When we all got back to camp Russell and Jay both had also taken good heavy roan bulls, so we had taken all of our animals (5 roan, 5 buffalo, 3 kob and a reedbuck) in 4 days of a 7 day hunt. No wonder most of the hunters hunt 2×1 in that concession.
We relaxed for a couple of days, took photos, visited with locals and got packed up. We knew how rough the road was back to the city, so we decided to make the drive a day early to give ourselves a cushion in case of any trouble.
The ride back to the guesthouse where we stayed in Ouagadougou only took about 5 hours this time, and we arrived in time for an early dinner and a few sundowners around the pool. It was a nice way to end the trip, and we all flew out the next day without incident.
All in all, the trip was a great adventure. Russell was the only one of our group who had been to western Africa before (Benin and Cameroon), so it was an eye opener for most of us. The country and people are incredibly poor, but most of the locals we encountered were very friendly. Our camp, food, etc. was not up to the standards of most places in southern and east Africa (though it was all fine), but the hunting was excellent and that is what really mattered.
My takeaway is that Burkina Faso is a great place to go for an affordable safari where you can take marquis species like savannah buffalo and roan much cheaper than elsewhere in Africa. You just need to know that the amenities will not be of upper standards, but if you are there for the hunt, it is a great value. I was even able to work out some deals for two and three buffalo hunts for less than the price of most single Cape buff hunts in places like Zimbabwe, Mozambique and Tanzania before I left.
Burkina Faso is not the place for a first African Safari: period. That being said, for those of us who love a good adventure and just want to hunt, it is a destination to seriously consider.
Equipment for Burkina Faso
I chose a one gun battery for this trip and took a Winchester Model 70 Safari chambered in .416 Rem. The .416 will hold up very well out to 250 yards, and since I would be hunting both buffalo and plainsgame with the same rifle, I wanted to be versatile but still have plenty of stopping power.
My load was a 370-grain Cutting Edge Bullets Safari Raptor over 75.5 grains of Varget powder. The gun clover leafs at 100 yards, and I have taken a ton of game with the CEB’s in recent years. There are 6 pedals that sheer off and travel in a star shape after about 6 inches of penetration, and the back portion of the bullet is remains a brass solid. You get massive trauma from the pedals, and total penetration for the solid portion. I had exits on the buffalo and roan, and both were shot at quartering to angles.
My rifle was topped with a Nikon Monarch 7, 2.5×10 scope. Again, I like having a 10x scope in case of longer shots, but being able to turn it down to 2.5x is a great benefit when buffalo hunting.
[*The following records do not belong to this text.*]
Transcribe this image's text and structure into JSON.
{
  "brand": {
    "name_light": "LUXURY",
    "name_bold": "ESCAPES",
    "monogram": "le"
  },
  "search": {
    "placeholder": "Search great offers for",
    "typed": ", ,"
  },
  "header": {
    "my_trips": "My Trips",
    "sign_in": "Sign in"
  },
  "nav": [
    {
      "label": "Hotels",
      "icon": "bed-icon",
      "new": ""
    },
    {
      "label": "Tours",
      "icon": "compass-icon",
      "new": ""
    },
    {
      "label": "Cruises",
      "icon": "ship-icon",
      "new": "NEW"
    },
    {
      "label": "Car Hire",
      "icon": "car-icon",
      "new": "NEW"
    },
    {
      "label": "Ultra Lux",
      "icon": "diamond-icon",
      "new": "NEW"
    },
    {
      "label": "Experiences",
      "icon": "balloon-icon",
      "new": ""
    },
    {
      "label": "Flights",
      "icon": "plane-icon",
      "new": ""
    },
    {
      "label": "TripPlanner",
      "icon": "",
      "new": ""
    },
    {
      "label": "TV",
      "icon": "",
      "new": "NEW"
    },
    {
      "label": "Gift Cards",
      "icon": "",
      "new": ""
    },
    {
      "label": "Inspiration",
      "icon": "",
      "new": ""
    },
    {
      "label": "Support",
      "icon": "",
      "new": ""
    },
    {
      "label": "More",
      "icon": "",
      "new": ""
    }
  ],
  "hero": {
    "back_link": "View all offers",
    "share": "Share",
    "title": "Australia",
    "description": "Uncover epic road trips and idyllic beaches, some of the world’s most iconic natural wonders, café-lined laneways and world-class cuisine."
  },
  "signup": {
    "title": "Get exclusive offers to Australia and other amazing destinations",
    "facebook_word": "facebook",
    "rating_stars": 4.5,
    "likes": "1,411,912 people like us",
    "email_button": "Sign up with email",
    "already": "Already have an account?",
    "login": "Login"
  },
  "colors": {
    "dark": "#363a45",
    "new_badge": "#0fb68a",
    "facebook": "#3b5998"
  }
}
I think it is very important for hunters to take good binoculars on a hunt like this. You don’t really have trained a trained PH, more of a tracker/guide, so I recommend that every hunter really look over the animal they are shooting for themself before the squeeze the trigger. My Nikon EDG 10×42 binoculars go everywhere with me, and as usual, they were flawless. The clarity and light transmission are superb, and I can focus through multiple layers of bush to really look at the animals of interest.